I need the number of lines in the data that contain the word "Honor", and nothing beyond it.

Data to use —
# # # # #

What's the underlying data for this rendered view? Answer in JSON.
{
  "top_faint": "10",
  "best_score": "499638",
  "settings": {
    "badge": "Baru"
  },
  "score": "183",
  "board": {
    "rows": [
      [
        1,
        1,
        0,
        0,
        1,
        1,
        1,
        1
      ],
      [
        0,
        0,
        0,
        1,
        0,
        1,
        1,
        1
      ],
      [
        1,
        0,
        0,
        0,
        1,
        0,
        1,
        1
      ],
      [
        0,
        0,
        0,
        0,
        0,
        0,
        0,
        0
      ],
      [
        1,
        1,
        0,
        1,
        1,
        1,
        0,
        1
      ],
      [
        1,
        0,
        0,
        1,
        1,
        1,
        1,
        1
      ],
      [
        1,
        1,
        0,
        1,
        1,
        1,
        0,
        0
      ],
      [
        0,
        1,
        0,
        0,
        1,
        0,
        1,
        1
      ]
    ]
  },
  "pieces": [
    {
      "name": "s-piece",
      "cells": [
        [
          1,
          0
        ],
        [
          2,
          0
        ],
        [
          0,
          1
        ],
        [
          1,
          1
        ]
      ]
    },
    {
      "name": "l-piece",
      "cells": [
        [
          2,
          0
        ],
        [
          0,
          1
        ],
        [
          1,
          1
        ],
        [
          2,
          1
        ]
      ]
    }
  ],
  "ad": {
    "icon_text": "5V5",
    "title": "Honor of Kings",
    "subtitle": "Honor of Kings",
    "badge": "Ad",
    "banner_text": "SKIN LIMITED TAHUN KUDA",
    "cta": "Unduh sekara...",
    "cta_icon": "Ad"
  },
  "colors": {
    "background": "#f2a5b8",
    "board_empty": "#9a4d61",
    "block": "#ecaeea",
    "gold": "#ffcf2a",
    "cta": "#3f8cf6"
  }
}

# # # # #

Result — 2